butcher-block-cut-out-sink

 

Every piece was set in place for measurements before any cuts were made. As Tyler always says — measure twice, cut once.

 

kitchen-butcher-block-install

 

As I mentioned before, installing butcher block is a super long process – mainly because you need to apply 4 coats of Waterlox, with 24 hours of drying time in between each coat (the undersides of the counters only got 2 coats of Waterlox, since they won’t see much moisture). On top of that, the counters need to cure for 7 days, and you really shouldn’t use them during that time period if you can help it! Applying Waterlox is easy because it’s self-leveling and you really can’t mess it up as long as you use a high quality natural bristle brush.

 

butcher-block-waterlox

 

Tyler applied silicone about every 6 inches to keep the counters in place.
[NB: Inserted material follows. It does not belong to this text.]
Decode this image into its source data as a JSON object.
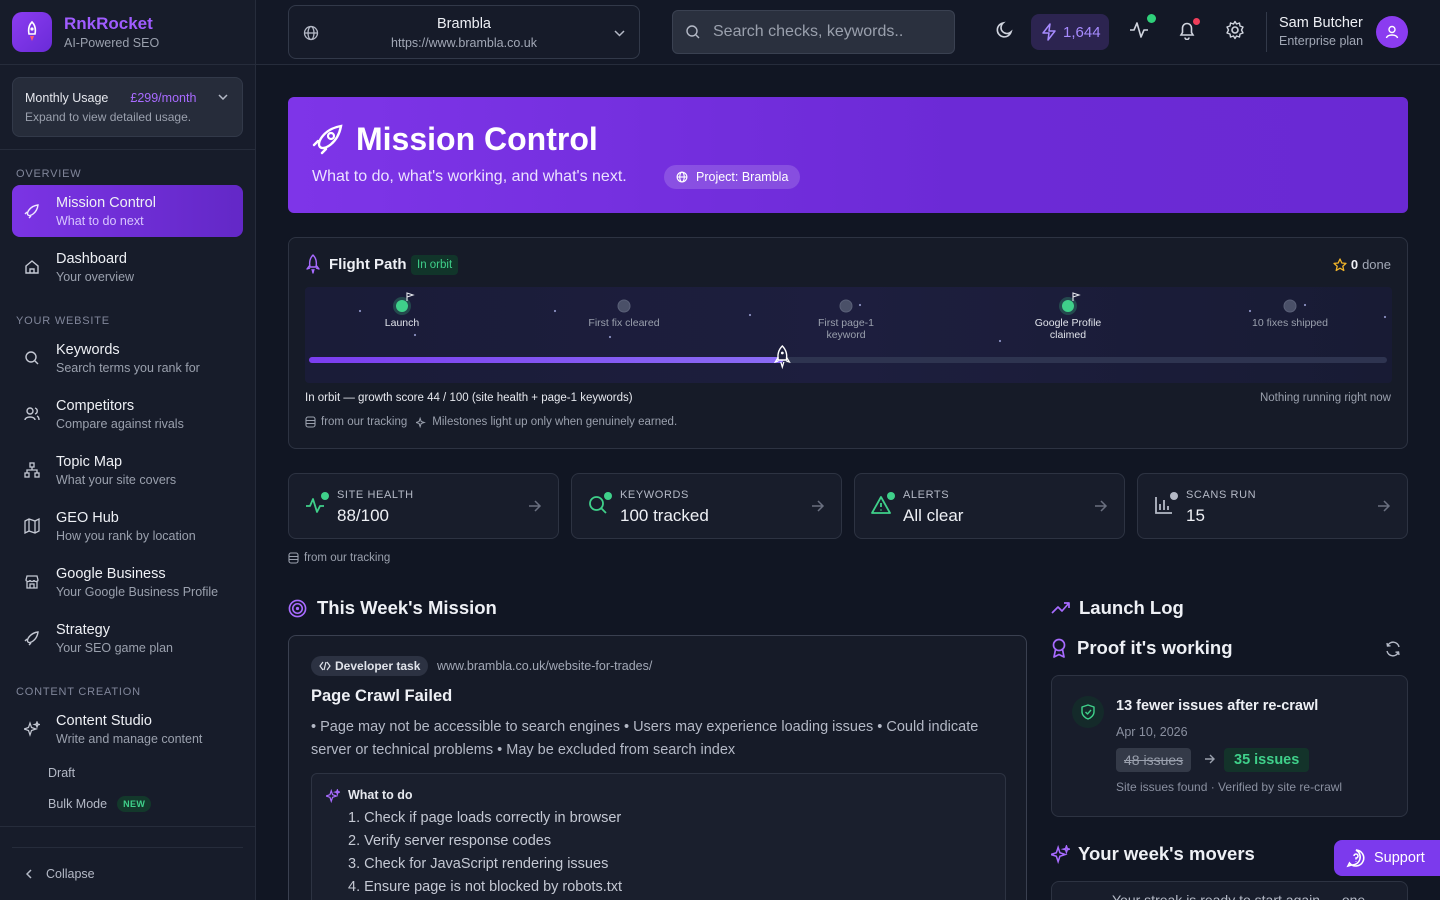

He also applied silicone around the sink cut-out before setting the sink in place.

 

butcher-block-install-silicone

 

 

butcher-block-first-piece

 

To fill the seams between two pieces of butcher block we mixed wood filler with sawdust left over from the cutting process.

 

butcher-block-wood-filler

 

 

kitchen-countertops-before-after

 

 

kitchen-butcher-block-after-sink

 

 

kitchen-butcher-block-after-appliances

 

I also finished painting the kitchen “Coventry Gray” by Benjamin Moore – although most of this wall space will be covered by subway tile (hopefully soon).

 

kitchen-butcher-block-after-grey

 

Now we just need to install subway tile, a range hood, crown molding, and open shelving – and paint the cabinets white and give them some hardware – and we can actually call the kitchen done. Almost there, right?